Data records for software interfaces
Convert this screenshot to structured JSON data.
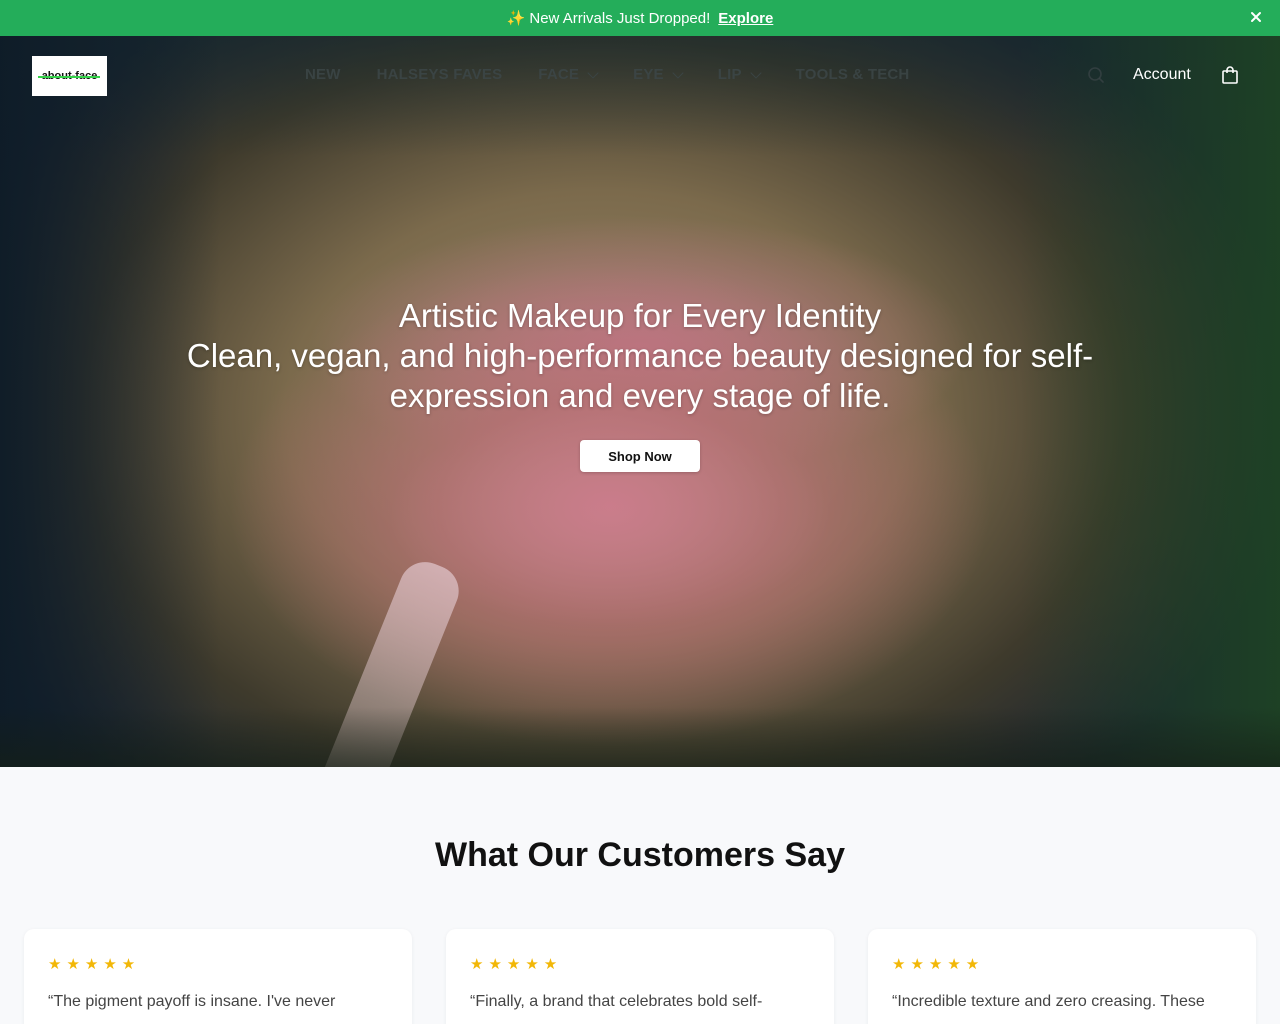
{
  "announcement": {
    "icon": "sparkles-icon",
    "text": "New Arrivals Just Dropped!",
    "link": "Explore",
    "close_label": "×"
  },
  "header": {
    "logo_text": "about-face",
    "menu": [
      {
        "label": "NEW",
        "dropdown": false
      },
      {
        "label": "HALSEYS FAVES",
        "dropdown": false
      },
      {
        "label": "FACE",
        "dropdown": true
      },
      {
        "label": "EYE",
        "dropdown": true
      },
      {
        "label": "LIP",
        "dropdown": true
      },
      {
        "label": "TOOLS & TECH",
        "dropdown": false
      }
    ],
    "account_label": "Account",
    "icons": {
      "search": "search-icon",
      "cart": "shopping-bag-icon"
    }
  },
  "hero": {
    "title": "Artistic Makeup for Every Identity",
    "subtitle": "Clean, vegan, and high-performance beauty designed for self-expression and every stage of life.",
    "cta": "Shop Now"
  },
  "testimonials": {
    "title": "What Our Customers Say",
    "cards": [
      {
        "rating": 5,
        "stars": "★★★★★",
        "quote": "“The pigment payoff is insane. I've never"
      },
      {
        "rating": 5,
        "stars": "★★★★★",
        "quote": "“Finally, a brand that celebrates bold self-"
      },
      {
        "rating": 5,
        "stars": "★★★★★",
        "quote": "“Incredible texture and zero creasing. These"
      }
    ]
  },
  "colors": {
    "announcement_bg": "#24ad5a",
    "star": "#f2b707",
    "logo_accent": "#35d24a"
  }
}
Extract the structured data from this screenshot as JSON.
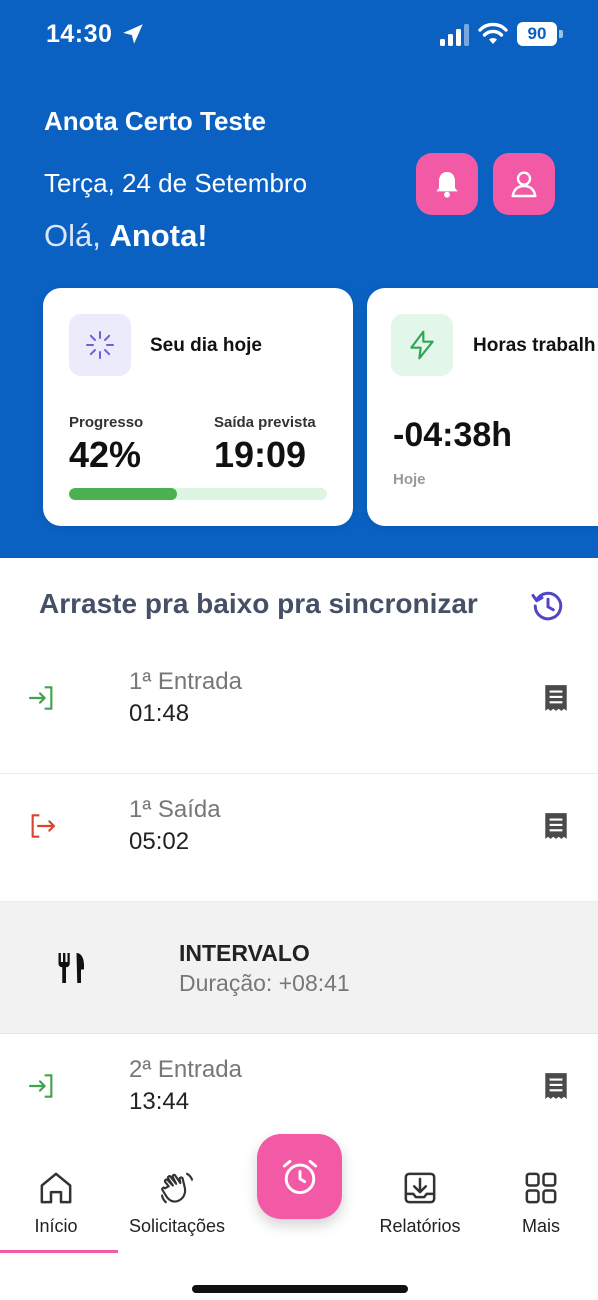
{
  "status_bar": {
    "time": "14:30",
    "battery": "90"
  },
  "header": {
    "company": "Anota Certo Teste",
    "date": "Terça, 24 de Setembro",
    "greeting_prefix": "Olá,",
    "greeting_name": "Anota!"
  },
  "card_day": {
    "title": "Seu dia hoje",
    "progress_label": "Progresso",
    "progress_value": "42%",
    "progress_fraction": 0.42,
    "exit_label": "Saída prevista",
    "exit_value": "19:09"
  },
  "card_hours": {
    "title": "Horas trabalh",
    "value": "-04:38h",
    "sub": "Hoje"
  },
  "sync": {
    "text": "Arraste pra baixo pra sincronizar"
  },
  "entries": [
    {
      "label": "1ª Entrada",
      "time": "01:48"
    },
    {
      "label": "1ª Saída",
      "time": "05:02"
    },
    {
      "label": "2ª Entrada",
      "time": "13:44"
    }
  ],
  "interval": {
    "title": "INTERVALO",
    "duration": "Duração: +08:41"
  },
  "tabs": [
    {
      "label": "Início",
      "icon": "home-icon"
    },
    {
      "label": "Solicitações",
      "icon": "hand-wave-icon"
    },
    {
      "label": "Relatórios",
      "icon": "download-icon"
    },
    {
      "label": "Mais",
      "icon": "grid-icon"
    }
  ],
  "colors": {
    "primary": "#0a61c2",
    "accent": "#f25aa6",
    "success": "#4caf50",
    "danger": "#d9534f"
  }
}
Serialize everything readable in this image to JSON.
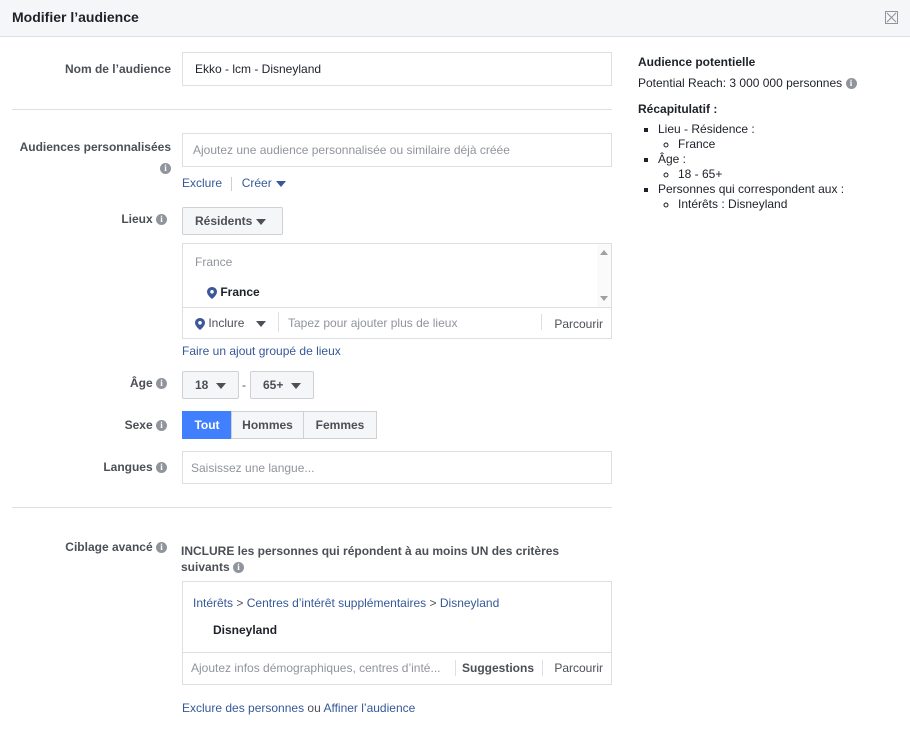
{
  "header": {
    "title": "Modifier l’audience"
  },
  "audience_name": {
    "label": "Nom de l’audience",
    "value": "Ekko - lcm - Disneyland"
  },
  "custom_audiences": {
    "label": "Audiences personnalisées",
    "placeholder": "Ajoutez une audience personnalisée ou similaire déjà créée",
    "exclude_label": "Exclure",
    "create_label": "Créer"
  },
  "locations": {
    "label": "Lieux",
    "type_label": "Résidents",
    "group_title": "France",
    "selected": "France",
    "include_label": "Inclure",
    "search_placeholder": "Tapez pour ajouter plus de lieux",
    "browse_label": "Parcourir",
    "bulk_link": "Faire un ajout groupé de lieux"
  },
  "age": {
    "label": "Âge",
    "min": "18",
    "separator": "-",
    "max": "65+"
  },
  "gender": {
    "label": "Sexe",
    "options": [
      "Tout",
      "Hommes",
      "Femmes"
    ],
    "selected": "Tout"
  },
  "languages": {
    "label": "Langues",
    "placeholder": "Saisissez une langue..."
  },
  "detailed_targeting": {
    "label": "Ciblage avancé",
    "description": "INCLURE les personnes qui répondent à au moins UN des critères suivants",
    "breadcrumb": [
      "Intérêts",
      "Centres d’intérêt supplémentaires",
      "Disneyland"
    ],
    "breadcrumb_sep": ">",
    "selected": "Disneyland",
    "search_placeholder": "Ajoutez infos démographiques, centres d’inté...",
    "suggestions_label": "Suggestions",
    "browse_label": "Parcourir",
    "exclude_link": "Exclure des personnes",
    "or_text": "ou",
    "narrow_link": "Affiner l’audience"
  },
  "summary": {
    "title": "Audience potentielle",
    "reach": "Potential Reach: 3 000 000 personnes",
    "recap_title": "Récapitulatif :",
    "items": [
      {
        "label": "Lieu - Résidence :",
        "sub": "France"
      },
      {
        "label": "Âge :",
        "sub": "18 - 65+"
      },
      {
        "label": "Personnes qui correspondent aux :",
        "sub": "Intérêts : Disneyland"
      }
    ]
  },
  "colors": {
    "accent": "#4080ff",
    "link": "#365899",
    "border": "#dddfe2"
  }
}
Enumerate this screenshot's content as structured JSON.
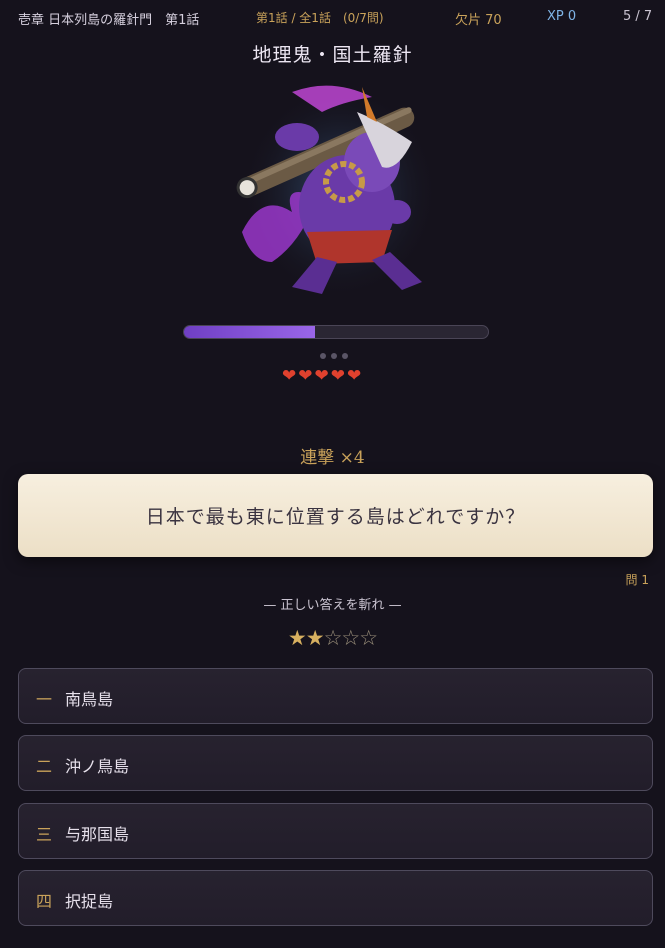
{
  "header": {
    "chapter": "壱章 日本列島の羅針門　第1話",
    "episode": "第1話 / 全1話　(0/7問)",
    "fragments": "欠片 70",
    "xp": "XP 0",
    "page": "5 / 7"
  },
  "enemy": {
    "name": "地理鬼・国土羅針",
    "hp_fraction": 0.43,
    "hearts": "❤❤❤❤❤"
  },
  "combo": "連撃 ×4",
  "question": {
    "text": "日本で最も東に位置する島はどれですか？",
    "number": "問 1"
  },
  "instruction": "— 正しい答えを斬れ —",
  "difficulty": {
    "filled": "★★",
    "empty": "☆☆☆"
  },
  "answers": [
    {
      "num": "一",
      "label": "南鳥島"
    },
    {
      "num": "二",
      "label": "沖ノ鳥島"
    },
    {
      "num": "三",
      "label": "与那国島"
    },
    {
      "num": "四",
      "label": "択捉島"
    }
  ],
  "colors": {
    "background": "#15121c",
    "accent_gold": "#c9a25a",
    "xp_blue": "#7fb4e6",
    "hp_purple": "#8a55dc",
    "heart_red": "#e0412e"
  }
}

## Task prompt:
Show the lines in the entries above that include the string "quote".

## Result for this exercise:
        "quote": "“The pigment payoff is insane. I've never"
        "quote": "“Finally, a brand that celebrates bold self-"
        "quote": "“Incredible texture and zero creasing. These"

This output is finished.